Long Beach released maps this week of where it will make $15 million in residential street improvements and where it will spend $26.3 million more on large-corridor projects and pedestrian safety enhancements over the next five years.
Some of the projects listed in the maps are already underway, like the reconstruction of Market Street and Artesia Boulevard in North Long Beach, but the maps show an ambitious blueprint for where streets will be resurfaced, slurry sealed or have other pedestrian safety elements added over the next few years.
City officials released the maps after explaining there’s a deadline for the repairs, which are being funded out of $90 million in borrowing the City Council authorized earlier this month. Because the money is being borrowed through tax-exempt bonds, the city will have to spend 85% of the funds over the next three years and all of it before the end of five years to avoid a potential $22 million penalty from the federal government.
The street repairs were included in a list of projects the city says it will finish in time to avoid the tax penalty, but it’s unclear in what order these projects will be completed.
The bonds were issued against the city’s future Measure A sales tax revenue, which the city’s voters adopted in 2016 and made permanent in 2020. The 1% sales tax increase was supposed to fund public facility improvements, street repairs as well as public safety but the majority of the funds have so far gone to the police and fire departments.
City officials said that issuing the bonds was a way to address infrastructure improvements like street repairs immediately—when they’re cheaper to fix—rather than letting them continue to deteriorate.
The $15 million planned specifically for residential streets is just a fraction of the $100 million the city said it plans to spend on that type of street over the next five years.
According to a 2020 analysis of the city’s streets network, which includes over 1,000 miles of roads, the average score of a city street is 56 out of 100. Over half of the city’s streets are considered “fair” or worse, with over 30% being rated as “very poor” or “poor,” according to city data.
Some streets will get a slurry seal, which is a water-asphalt emulsion that is applied to a street surface to fill in cracks and prevent moisture from entering the pavement. The slurry seal process could extend pavement life by five to seven years, according to the city.
Other streets could be resurfaced, which would extend their life by about 10-15 years. The worst-rated streets, which will be the most expensive to fix, would have to be fully reconstructed.
Some very-low-graded streets, such as Lemon Avenue between South Street and Artesia Boulevard in North Long Beach, and the entire stretch of Clark Avenue in East Long Beach, are on the list of anticipated repairs.
Major projects included in the maps are the planned overhaul of Studebaker Road, which will add protected bike lanes, medians and other pedestrian improvements from Second Street to Los Coyotes Diagonal.

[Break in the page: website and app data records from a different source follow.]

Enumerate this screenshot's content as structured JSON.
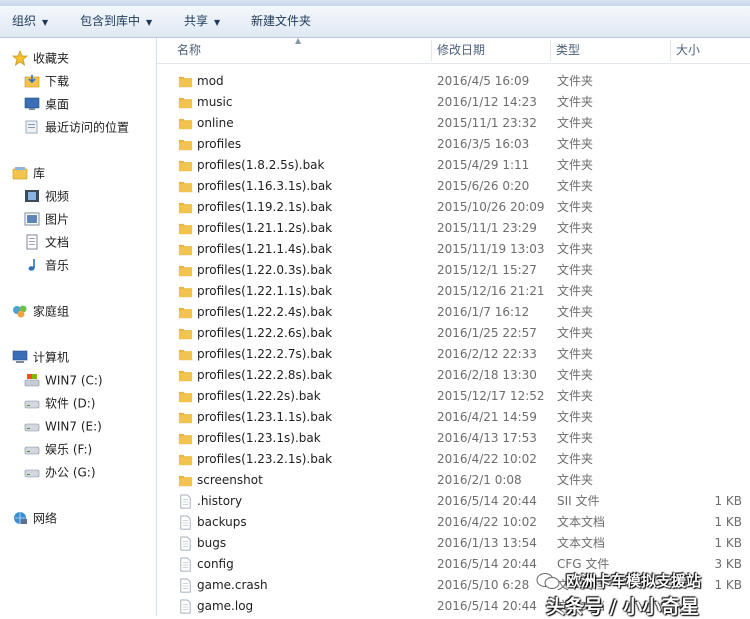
{
  "toolbar": {
    "organize": "组织",
    "include_in_library": "包含到库中",
    "share": "共享",
    "new_folder": "新建文件夹"
  },
  "nav": {
    "favorites": "收藏夹",
    "downloads": "下载",
    "desktop": "桌面",
    "recent": "最近访问的位置",
    "libraries": "库",
    "videos": "视频",
    "pictures": "图片",
    "documents": "文档",
    "music": "音乐",
    "homegroup": "家庭组",
    "computer": "计算机",
    "drives": [
      "WIN7 (C:)",
      "软件 (D:)",
      "WIN7 (E:)",
      "娱乐 (F:)",
      "办公 (G:)"
    ],
    "network": "网络"
  },
  "columns": {
    "name": "名称",
    "date": "修改日期",
    "type": "类型",
    "size": "大小"
  },
  "files": [
    {
      "name": "mod",
      "date": "2016/4/5 16:09",
      "type": "文件夹",
      "size": "",
      "kind": "folder"
    },
    {
      "name": "music",
      "date": "2016/1/12 14:23",
      "type": "文件夹",
      "size": "",
      "kind": "folder"
    },
    {
      "name": "online",
      "date": "2015/11/1 23:32",
      "type": "文件夹",
      "size": "",
      "kind": "folder"
    },
    {
      "name": "profiles",
      "date": "2016/3/5 16:03",
      "type": "文件夹",
      "size": "",
      "kind": "folder"
    },
    {
      "name": "profiles(1.8.2.5s).bak",
      "date": "2015/4/29 1:11",
      "type": "文件夹",
      "size": "",
      "kind": "folder"
    },
    {
      "name": "profiles(1.16.3.1s).bak",
      "date": "2015/6/26 0:20",
      "type": "文件夹",
      "size": "",
      "kind": "folder"
    },
    {
      "name": "profiles(1.19.2.1s).bak",
      "date": "2015/10/26 20:09",
      "type": "文件夹",
      "size": "",
      "kind": "folder"
    },
    {
      "name": "profiles(1.21.1.2s).bak",
      "date": "2015/11/1 23:29",
      "type": "文件夹",
      "size": "",
      "kind": "folder"
    },
    {
      "name": "profiles(1.21.1.4s).bak",
      "date": "2015/11/19 13:03",
      "type": "文件夹",
      "size": "",
      "kind": "folder"
    },
    {
      "name": "profiles(1.22.0.3s).bak",
      "date": "2015/12/1 15:27",
      "type": "文件夹",
      "size": "",
      "kind": "folder"
    },
    {
      "name": "profiles(1.22.1.1s).bak",
      "date": "2015/12/16 21:21",
      "type": "文件夹",
      "size": "",
      "kind": "folder"
    },
    {
      "name": "profiles(1.22.2.4s).bak",
      "date": "2016/1/7 16:12",
      "type": "文件夹",
      "size": "",
      "kind": "folder"
    },
    {
      "name": "profiles(1.22.2.6s).bak",
      "date": "2016/1/25 22:57",
      "type": "文件夹",
      "size": "",
      "kind": "folder"
    },
    {
      "name": "profiles(1.22.2.7s).bak",
      "date": "2016/2/12 22:33",
      "type": "文件夹",
      "size": "",
      "kind": "folder"
    },
    {
      "name": "profiles(1.22.2.8s).bak",
      "date": "2016/2/18 13:30",
      "type": "文件夹",
      "size": "",
      "kind": "folder"
    },
    {
      "name": "profiles(1.22.2s).bak",
      "date": "2015/12/17 12:52",
      "type": "文件夹",
      "size": "",
      "kind": "folder"
    },
    {
      "name": "profiles(1.23.1.1s).bak",
      "date": "2016/4/21 14:59",
      "type": "文件夹",
      "size": "",
      "kind": "folder"
    },
    {
      "name": "profiles(1.23.1s).bak",
      "date": "2016/4/13 17:53",
      "type": "文件夹",
      "size": "",
      "kind": "folder"
    },
    {
      "name": "profiles(1.23.2.1s).bak",
      "date": "2016/4/22 10:02",
      "type": "文件夹",
      "size": "",
      "kind": "folder"
    },
    {
      "name": "screenshot",
      "date": "2016/2/1 0:08",
      "type": "文件夹",
      "size": "",
      "kind": "folder"
    },
    {
      "name": ".history",
      "date": "2016/5/14 20:44",
      "type": "SII 文件",
      "size": "1 KB",
      "kind": "file"
    },
    {
      "name": "backups",
      "date": "2016/4/22 10:02",
      "type": "文本文档",
      "size": "1 KB",
      "kind": "file"
    },
    {
      "name": "bugs",
      "date": "2016/1/13 13:54",
      "type": "文本文档",
      "size": "1 KB",
      "kind": "file"
    },
    {
      "name": "config",
      "date": "2016/5/14 20:44",
      "type": "CFG 文件",
      "size": "3 KB",
      "kind": "file"
    },
    {
      "name": "game.crash",
      "date": "2016/5/10 6:28",
      "type": "文本文档",
      "size": "1 KB",
      "kind": "file"
    },
    {
      "name": "game.log",
      "date": "2016/5/14 20:44",
      "type": "文本文档",
      "size": "",
      "kind": "file"
    }
  ],
  "watermark": {
    "line1": "欧洲卡车模拟支援站",
    "line2": "头条号 / 小小奇星"
  },
  "colors": {
    "folder": "#f2c44e",
    "toolbar_text": "#1e395b",
    "secondary_text": "#6d6d6d"
  }
}
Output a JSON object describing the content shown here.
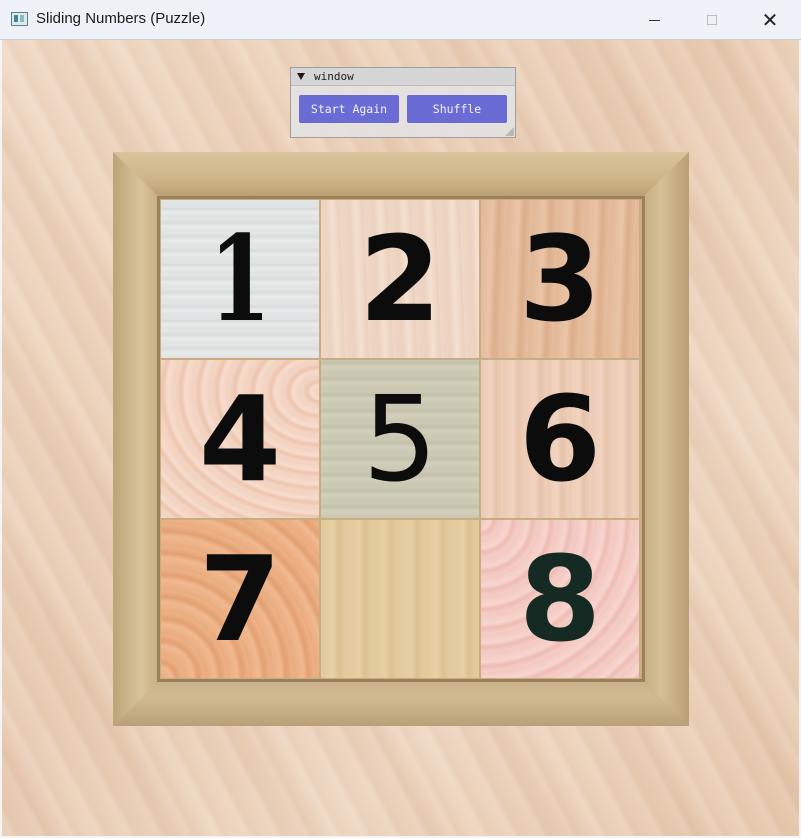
{
  "window": {
    "title": "Sliding Numbers (Puzzle)",
    "controls": {
      "minimize_icon": "minimize-icon",
      "maximize_icon": "maximize-icon",
      "close_glyph": "✕"
    }
  },
  "panel": {
    "title": "window",
    "buttons": {
      "start_again": "Start Again",
      "shuffle": "Shuffle"
    },
    "button_color": "#6a6bd4"
  },
  "board": {
    "tiles": [
      "1",
      "2",
      "3",
      "4",
      "5",
      "6",
      "7",
      "",
      "8"
    ],
    "empty_index": 7
  }
}
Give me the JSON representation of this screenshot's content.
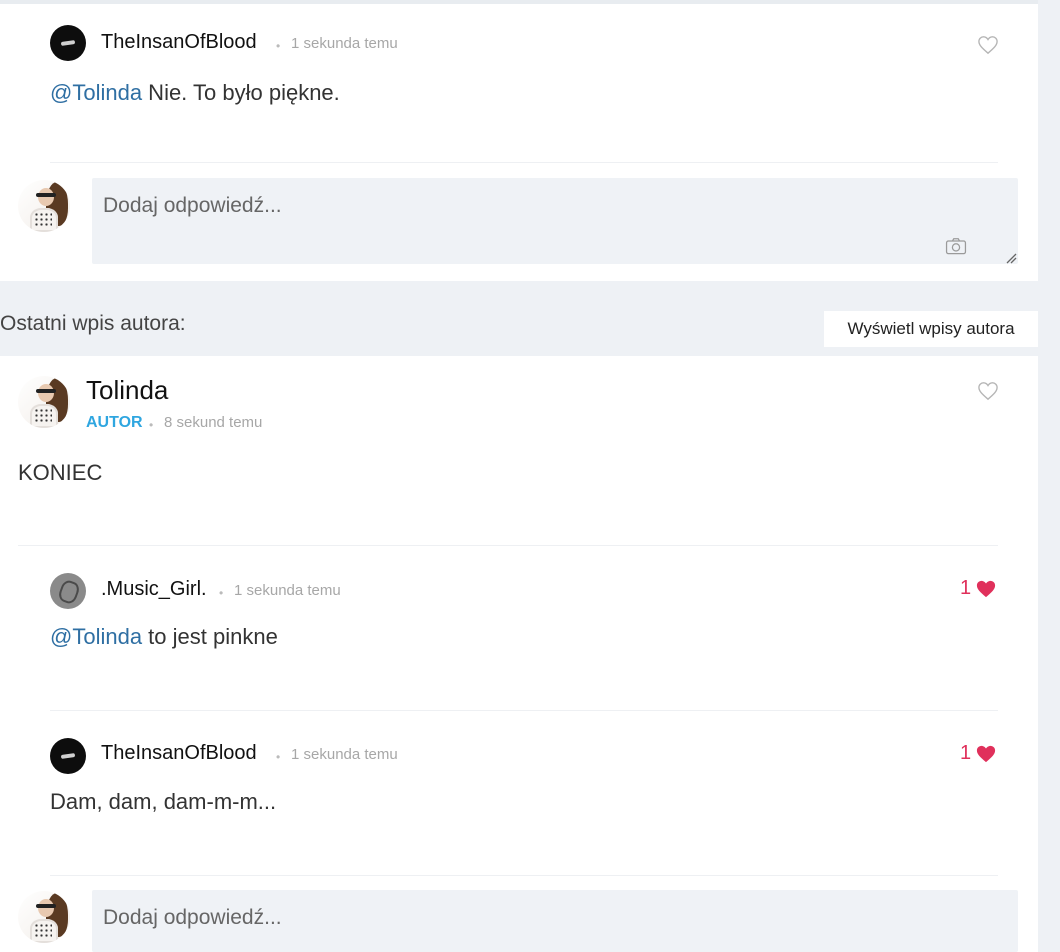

The plans include work on Anaheim Street between the Los Angeles River and Ximeno Avenue, which will add pedestrian refuge medians for safer crossing, upgraded signals and restricted turns at some points along one of the city’s most dangerous streets for pedestrians. Part of that is being funded by a $7 million federal grant.
The maps also include early work to realign Shoreline Drive in anticipation of replacing the Shoemaker Bridge near Downtown. Funding for the bridge is not included and a recent estimate of the cost to replace it put it at around $650 million.